Stress on the farm: Mississippi film sparks conversation about suicide rates within ag community
Published 7:08 pm Sunday, October 1, 2023
The landscape in Washington, D.C., is a stark contrast to Will Gilmer’s everyday view. His 600-acre farm in Sulligent, Alabama, with 400 cattle and row crops grown to feed them is the reason he traveled to the nation’s capital. Gilmer has been vocal about the challenges of managing the family farm that his great-grandfather started 100 years ago.
“The suicide rate on a dairy [farm] is very high. It’s bad. And a ton of that comes from the feeling that ‘I’ve let my family down,’” said Gilmer in the documentary “On the Farm” produced by Mississippi State University’s MSU Films. The film illustrates the stress associated with farming through the personal stories of Gilmer and three other farmers.
Changes in policies and the agricultural industry made it necessary for Gilmer to transition his dairy farm to a beef farm to turn a profit.
“We [farmers] don’t necessarily set the rules of the game, but we have to adjust to them,” Gilmer said.
Earlier this month, Gilmer joined agricultural leaders, organizations, and Mississippi State representatives at USDA headquarters for a farm stress and suicide prevention briefing. According to the National Rural Health Association, farm owners, managers and workers have the highest rates of death due to stress-related diseases. The profession also has the 4th highest rate of suicide of any profession in the U.S.
“Farming is stressful even in the best seasons,” said American Farm Bureau Federation President Zippy Duvall, who attended the screening. “We need to have the tough conversations, break the stigma around mental health and prioritize wellbeing on and off the farm. Mississippi State University’s film ‘On the Farm’ gets the conversation started by helping the public understand the challenges and pressures of farming.”
“The individuals who were interviewed for this film struck me as very brave because they were willing to open up about their personal lives in a way that I think very few farmers would be willing to do,” said MSU Vice President of the Division of Agriculture, Forestry and Veterinary Medicine Keith Coble, as he introduced the film at the event.

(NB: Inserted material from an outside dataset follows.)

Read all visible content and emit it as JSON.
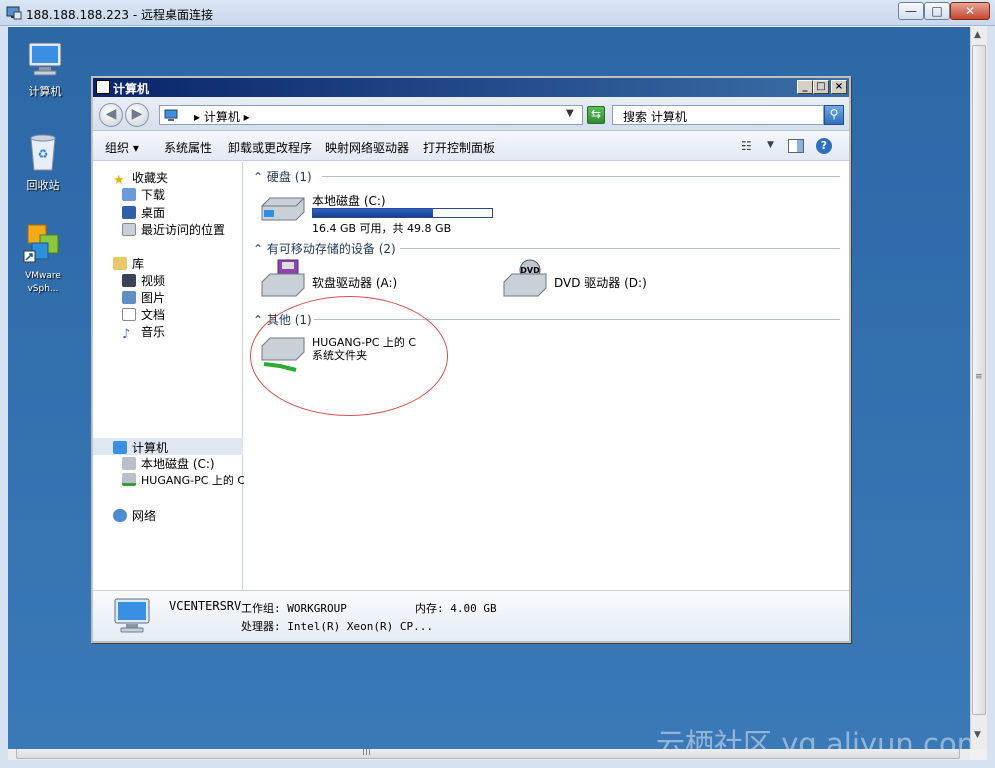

Following the documentary, Gilmer, MSU Associate Professor David Buys, and others participated in a panel discussion.
“Storytelling through film can be a very useful tool for public health education. It grabs people’s minds and hearts, and that can lead to change,” said Buys, who secured funding for the film and is also the Mississippi State Extension Health Specialist.
The film production was funded through the USDA Farm and Ranch Stress Assistance Network, a program that is part of the 2018 Farm Bill and is expected to continue as part of the 2023 Farm Bill.
“This network allows us to check in with farmers and connect them to stress assistance—in other words, taking care of the farmers who take care of us,” said Mary Nelson Robertson, an MSU assistant professor who is actively involved in the project.
MSU is collaborating with Alcorn State University and the University of Tennessee to gain a deeper understanding of the current farming situation directly from farmers and connect them with assistance.
“I’m really proud of the way Mississippi State is stepping up and taking the lead in trying to help people on the farm deal with these issues,” said Gilmer. “We don’t need to keep it bottled up when we have struggles. We need to have an outlet to talk it through, and that’ll help take some of that weight off our shoulders.”
This project is supported by Rural Health and Safety Education Grant funds from the USDA National Institute of Food and Agriculture, Rural Opioids Technical Assistance Grant funds from the Substance Abuse and Mental Health Services Administration, and USDA NIFA Farm and Ranch Stress Assistance Network: Southern Region Grant; and Mississippi Department of Agriculture and Commerce grant funds.
Watch “On the Farm” at www.onthefarm.life.